You can qualify for an FHA loan with a FICO score of 580 or higher and a down payment of at least 3.5% of your loan. You can apply with a credit score of 500 to 579, but you’ll need to put down 10%. Generally, the lower your credit score, the higher your interest rate.
The VA has no credit score requirements, but lenders can impose their own rules. Typically, VA lenders are looking for a credit score of 620 or higher.
Maximum loan amount
The VA’s maximum loan limit is based on the maximum guarantee authorized by the VA. For 2020, that maximum guarantee is 25% of the loan up to $127,600, which makes the maximum loan amount $510,400.
The FHA has imposed the following limits for 2020:
- One-unit homes: $331,760 floor and $765,600 ceiling
- Two-unit homes: $424,800 floor and $980,325 ceiling
- Three-unit homes: $513,450 floor and $1,184,925 ceiling
- Four-unit homes: $638,100 floor and $1,472,550 ceiling
Because the VA guarantees the loan up to a certain point, you don’t have to pay for private mortgage insurance, even if your down payment doesn’t meet the 20% threshold most lenders require. But an FHA loan still requires PMI.
The VA doesn’t require a down payment as long as the loan amount doesn’t exceed the loan limit for the county and the sales price doesn’t exceed the appraised value of the home.
The FHA allows a down payment as low as 3.5% for those with FICO scores of 580 or higher. But if your score is between 500 and 579, you’ll be required to put 10% down to get your loan.
VA and FHA loans both come with the standard fees associated with getting a mortgage as well as additional funding fees. For example, the FHA funding fees include 2.25% of the mortgage paid upfront and an ongoing PMI of 0.85% of the loan amount.
The VA charges a one-time funding fee equal to 1.25% to 3.3% of the loan amount based on the loan you get, your loan history and whether you choose to pay a down payment.
Both agencies provide a list of agency-approved lenders to choose from. The VA issues loans itself, but only in very rare cases.
Your interest rate is determined by the lender you use and is subject to market interest rates and your negotiation with the lender.
Both VA and FHA loans have similar restrictions. For example, they both require you to occupy the property as your primary residence and offer loans on similar property types. The only real difference is that while the FHA doesn’t offer loans on properties under construction, the VA does on a select basis with VA-approved builders.
Compare more mortgage lenders
While FHA loans are flexible and easier to apply for, borrowers are hit with monthly insurance payments that last the life of the mortgage.
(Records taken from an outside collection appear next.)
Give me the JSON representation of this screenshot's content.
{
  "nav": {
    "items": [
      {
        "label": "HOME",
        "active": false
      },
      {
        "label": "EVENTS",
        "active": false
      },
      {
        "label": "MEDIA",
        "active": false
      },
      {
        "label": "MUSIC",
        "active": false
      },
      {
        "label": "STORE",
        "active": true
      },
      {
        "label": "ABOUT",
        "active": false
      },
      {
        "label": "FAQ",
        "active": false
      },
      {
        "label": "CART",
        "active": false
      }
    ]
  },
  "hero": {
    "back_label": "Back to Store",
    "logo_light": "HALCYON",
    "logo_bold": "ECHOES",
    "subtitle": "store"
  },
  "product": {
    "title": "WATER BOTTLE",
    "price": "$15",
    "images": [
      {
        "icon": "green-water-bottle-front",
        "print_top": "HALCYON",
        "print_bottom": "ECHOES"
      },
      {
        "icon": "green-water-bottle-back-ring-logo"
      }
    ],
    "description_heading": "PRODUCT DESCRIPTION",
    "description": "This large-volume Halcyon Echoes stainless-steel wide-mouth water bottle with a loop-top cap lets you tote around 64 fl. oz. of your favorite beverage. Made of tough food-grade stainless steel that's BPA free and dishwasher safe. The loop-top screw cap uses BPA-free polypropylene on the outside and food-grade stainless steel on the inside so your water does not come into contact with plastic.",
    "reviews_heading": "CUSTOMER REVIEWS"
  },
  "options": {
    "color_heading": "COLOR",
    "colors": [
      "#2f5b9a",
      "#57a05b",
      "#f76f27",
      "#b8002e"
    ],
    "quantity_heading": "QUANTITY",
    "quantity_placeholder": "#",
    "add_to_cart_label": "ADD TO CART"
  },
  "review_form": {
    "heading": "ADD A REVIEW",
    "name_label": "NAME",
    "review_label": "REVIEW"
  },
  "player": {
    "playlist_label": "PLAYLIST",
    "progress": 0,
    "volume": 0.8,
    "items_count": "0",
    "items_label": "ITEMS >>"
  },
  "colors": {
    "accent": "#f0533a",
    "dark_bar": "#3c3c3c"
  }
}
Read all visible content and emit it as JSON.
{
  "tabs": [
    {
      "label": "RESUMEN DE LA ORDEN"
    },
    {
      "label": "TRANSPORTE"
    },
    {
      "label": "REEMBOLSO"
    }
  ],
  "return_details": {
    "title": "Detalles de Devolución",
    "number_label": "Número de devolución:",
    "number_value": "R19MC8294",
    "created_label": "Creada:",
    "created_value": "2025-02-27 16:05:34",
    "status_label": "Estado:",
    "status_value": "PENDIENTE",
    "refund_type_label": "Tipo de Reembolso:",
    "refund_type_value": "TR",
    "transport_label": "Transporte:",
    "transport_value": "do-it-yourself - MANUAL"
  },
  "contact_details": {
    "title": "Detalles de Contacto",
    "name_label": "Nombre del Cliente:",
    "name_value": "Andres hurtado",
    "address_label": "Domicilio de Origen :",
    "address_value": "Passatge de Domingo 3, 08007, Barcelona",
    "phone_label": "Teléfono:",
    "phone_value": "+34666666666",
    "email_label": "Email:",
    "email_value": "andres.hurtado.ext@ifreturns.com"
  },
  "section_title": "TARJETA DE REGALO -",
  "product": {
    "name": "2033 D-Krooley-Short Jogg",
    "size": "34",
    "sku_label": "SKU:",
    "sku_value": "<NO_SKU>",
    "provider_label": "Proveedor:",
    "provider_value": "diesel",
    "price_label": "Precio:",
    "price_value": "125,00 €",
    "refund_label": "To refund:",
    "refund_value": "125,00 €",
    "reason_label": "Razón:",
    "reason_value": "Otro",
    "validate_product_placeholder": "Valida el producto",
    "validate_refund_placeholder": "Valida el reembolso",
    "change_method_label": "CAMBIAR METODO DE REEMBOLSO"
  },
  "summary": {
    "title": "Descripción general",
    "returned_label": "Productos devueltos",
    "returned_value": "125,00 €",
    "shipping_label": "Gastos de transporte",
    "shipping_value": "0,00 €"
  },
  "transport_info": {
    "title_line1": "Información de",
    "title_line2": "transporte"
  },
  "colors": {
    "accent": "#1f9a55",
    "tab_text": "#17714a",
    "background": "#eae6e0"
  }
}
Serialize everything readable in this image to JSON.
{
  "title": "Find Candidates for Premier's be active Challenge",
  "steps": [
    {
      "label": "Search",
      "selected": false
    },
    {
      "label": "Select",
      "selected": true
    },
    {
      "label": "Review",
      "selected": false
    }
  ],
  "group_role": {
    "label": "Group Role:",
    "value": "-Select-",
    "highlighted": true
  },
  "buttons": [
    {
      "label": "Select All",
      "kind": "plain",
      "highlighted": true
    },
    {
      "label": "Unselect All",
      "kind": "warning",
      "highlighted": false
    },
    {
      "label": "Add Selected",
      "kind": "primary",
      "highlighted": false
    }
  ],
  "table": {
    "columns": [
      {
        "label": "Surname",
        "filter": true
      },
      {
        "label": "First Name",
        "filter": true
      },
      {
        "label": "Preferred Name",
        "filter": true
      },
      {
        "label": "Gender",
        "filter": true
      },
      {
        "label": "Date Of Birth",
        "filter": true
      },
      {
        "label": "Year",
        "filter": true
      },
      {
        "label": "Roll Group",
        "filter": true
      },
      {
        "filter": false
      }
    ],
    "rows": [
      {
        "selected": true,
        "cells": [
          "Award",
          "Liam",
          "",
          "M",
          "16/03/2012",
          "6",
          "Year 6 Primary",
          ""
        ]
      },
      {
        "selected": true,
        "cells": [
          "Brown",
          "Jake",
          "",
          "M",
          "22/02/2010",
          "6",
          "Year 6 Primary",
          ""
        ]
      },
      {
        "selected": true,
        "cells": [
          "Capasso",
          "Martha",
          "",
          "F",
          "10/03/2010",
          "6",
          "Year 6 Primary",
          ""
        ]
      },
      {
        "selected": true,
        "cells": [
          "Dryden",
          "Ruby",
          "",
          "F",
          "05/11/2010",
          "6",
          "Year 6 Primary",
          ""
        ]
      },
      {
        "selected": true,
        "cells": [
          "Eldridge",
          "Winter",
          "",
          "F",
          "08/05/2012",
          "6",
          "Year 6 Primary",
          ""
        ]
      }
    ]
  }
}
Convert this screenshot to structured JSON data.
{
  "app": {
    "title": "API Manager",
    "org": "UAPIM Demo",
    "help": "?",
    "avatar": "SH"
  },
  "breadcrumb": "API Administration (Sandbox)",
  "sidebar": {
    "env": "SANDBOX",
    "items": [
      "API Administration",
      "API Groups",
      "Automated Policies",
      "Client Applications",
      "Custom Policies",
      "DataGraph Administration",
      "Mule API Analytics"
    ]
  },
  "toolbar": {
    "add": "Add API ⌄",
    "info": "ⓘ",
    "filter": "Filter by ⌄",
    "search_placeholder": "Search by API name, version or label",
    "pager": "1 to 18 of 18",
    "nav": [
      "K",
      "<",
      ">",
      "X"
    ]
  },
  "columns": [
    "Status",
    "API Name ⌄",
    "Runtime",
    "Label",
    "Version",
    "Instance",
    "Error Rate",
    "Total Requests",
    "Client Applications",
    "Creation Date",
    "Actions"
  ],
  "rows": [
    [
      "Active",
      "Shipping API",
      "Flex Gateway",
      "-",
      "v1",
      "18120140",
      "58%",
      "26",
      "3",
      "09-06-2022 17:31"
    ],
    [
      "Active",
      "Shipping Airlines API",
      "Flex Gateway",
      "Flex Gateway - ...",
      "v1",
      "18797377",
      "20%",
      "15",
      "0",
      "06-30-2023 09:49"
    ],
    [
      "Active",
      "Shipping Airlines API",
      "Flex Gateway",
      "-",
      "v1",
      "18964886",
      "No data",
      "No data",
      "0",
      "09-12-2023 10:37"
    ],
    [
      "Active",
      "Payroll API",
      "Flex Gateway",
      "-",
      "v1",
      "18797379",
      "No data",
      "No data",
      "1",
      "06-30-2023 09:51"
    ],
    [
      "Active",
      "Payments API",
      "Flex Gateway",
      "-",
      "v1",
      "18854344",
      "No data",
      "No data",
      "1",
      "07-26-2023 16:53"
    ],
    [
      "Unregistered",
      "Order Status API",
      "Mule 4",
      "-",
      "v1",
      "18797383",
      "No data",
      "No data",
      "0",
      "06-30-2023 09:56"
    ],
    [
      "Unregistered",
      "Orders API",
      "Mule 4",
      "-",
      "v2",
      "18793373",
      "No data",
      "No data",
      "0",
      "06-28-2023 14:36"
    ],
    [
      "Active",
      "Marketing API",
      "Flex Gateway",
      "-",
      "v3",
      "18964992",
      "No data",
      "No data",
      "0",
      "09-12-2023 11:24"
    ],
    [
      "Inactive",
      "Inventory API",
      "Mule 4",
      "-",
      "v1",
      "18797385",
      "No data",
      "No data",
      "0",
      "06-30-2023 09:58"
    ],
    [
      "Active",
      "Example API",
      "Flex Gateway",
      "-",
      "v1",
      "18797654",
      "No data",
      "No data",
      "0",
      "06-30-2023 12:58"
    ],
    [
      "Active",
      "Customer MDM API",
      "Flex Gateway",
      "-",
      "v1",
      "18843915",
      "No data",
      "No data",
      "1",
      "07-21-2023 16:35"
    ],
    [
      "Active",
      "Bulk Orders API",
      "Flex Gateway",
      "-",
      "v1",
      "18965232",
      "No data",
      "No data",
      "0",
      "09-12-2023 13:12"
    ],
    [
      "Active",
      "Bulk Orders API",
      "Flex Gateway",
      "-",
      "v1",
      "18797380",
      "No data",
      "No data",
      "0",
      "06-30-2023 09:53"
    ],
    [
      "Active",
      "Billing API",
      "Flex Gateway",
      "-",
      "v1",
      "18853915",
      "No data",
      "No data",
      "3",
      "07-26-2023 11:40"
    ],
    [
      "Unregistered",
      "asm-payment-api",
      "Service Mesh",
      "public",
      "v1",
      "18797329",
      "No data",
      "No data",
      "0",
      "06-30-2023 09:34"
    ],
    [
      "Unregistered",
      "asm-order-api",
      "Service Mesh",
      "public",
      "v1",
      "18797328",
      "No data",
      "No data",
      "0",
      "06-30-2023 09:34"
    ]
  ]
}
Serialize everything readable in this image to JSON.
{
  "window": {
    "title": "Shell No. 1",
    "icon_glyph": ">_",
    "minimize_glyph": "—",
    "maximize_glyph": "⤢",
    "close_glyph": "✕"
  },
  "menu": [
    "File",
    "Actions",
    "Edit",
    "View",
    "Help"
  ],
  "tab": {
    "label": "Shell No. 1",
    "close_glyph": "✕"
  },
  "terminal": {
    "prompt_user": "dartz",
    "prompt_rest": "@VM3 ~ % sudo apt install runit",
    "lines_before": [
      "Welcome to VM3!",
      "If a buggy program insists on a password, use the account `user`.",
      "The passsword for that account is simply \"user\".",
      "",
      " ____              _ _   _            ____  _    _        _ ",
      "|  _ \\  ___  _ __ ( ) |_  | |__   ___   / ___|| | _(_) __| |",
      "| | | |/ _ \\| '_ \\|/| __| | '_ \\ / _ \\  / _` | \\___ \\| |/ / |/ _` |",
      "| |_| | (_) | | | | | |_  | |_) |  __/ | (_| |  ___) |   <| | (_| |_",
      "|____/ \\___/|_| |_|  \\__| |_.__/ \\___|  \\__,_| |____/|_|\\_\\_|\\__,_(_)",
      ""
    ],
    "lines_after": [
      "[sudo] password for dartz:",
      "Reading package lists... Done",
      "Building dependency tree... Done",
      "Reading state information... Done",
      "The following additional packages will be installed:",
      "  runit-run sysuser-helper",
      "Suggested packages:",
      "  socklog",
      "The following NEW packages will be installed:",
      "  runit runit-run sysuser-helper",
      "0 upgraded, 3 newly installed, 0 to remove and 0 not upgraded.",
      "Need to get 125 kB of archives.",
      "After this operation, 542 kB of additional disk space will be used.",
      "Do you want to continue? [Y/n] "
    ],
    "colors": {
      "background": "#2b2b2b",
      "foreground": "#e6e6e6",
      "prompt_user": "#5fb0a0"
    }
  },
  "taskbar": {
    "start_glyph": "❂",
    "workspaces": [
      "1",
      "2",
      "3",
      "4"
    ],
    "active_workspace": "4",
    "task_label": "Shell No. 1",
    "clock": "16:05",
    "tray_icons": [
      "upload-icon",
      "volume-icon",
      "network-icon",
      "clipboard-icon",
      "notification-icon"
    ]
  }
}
But VA loans are exclusive: Requiring no down payment, they’ve opened the homeownership doors to many military members. Compare your home financing options before making a final decision.
Frequently asked questions
More guides on Finder
FHFA extends foreclosure and eviction protection into 2021: What hopeful homebuyers need to know
The FHFA has extended its moratorium on foreclosures and evictions until January 31, 2021. Here’s how that affects prospective homebuyers.
Community Bank of the Midwest loans review
This Kansas bank specializes in agriculture financing, but is set to be acquired.
Susquehanna Community Bank loans review
Agriculture businesses and other local operations can benefit from a range of low-cost financing.
Bayonne Community Bank loans review
BCB Bank offers a substantial package of business financing in NJ and NY.
Benchmark Community Bank loans review
This Southside Virginia institution offers financing basics to startups and other small businesses.
Coastal Community Bank loans review
An award-winning Puget Sound that offers high-tech options to businesses and individuals.
Texas Community Bank loans review
This South Texas lender offers business loan basics, and has almost no information available online.
Landmark Community Bank loans review
This Pennsylvania bank offers small business owners the basics in Lackawanna and Luzerne Counties.
Tomahawk Community Bank loans review
A local Wisconsin bank with only two locations — but that has many loan options.
Community National Bank & Trust loans review
This Chanute-based lender serves farmers and other business owners in Kansas, Missouri and Oklahoma.
Ask an Expert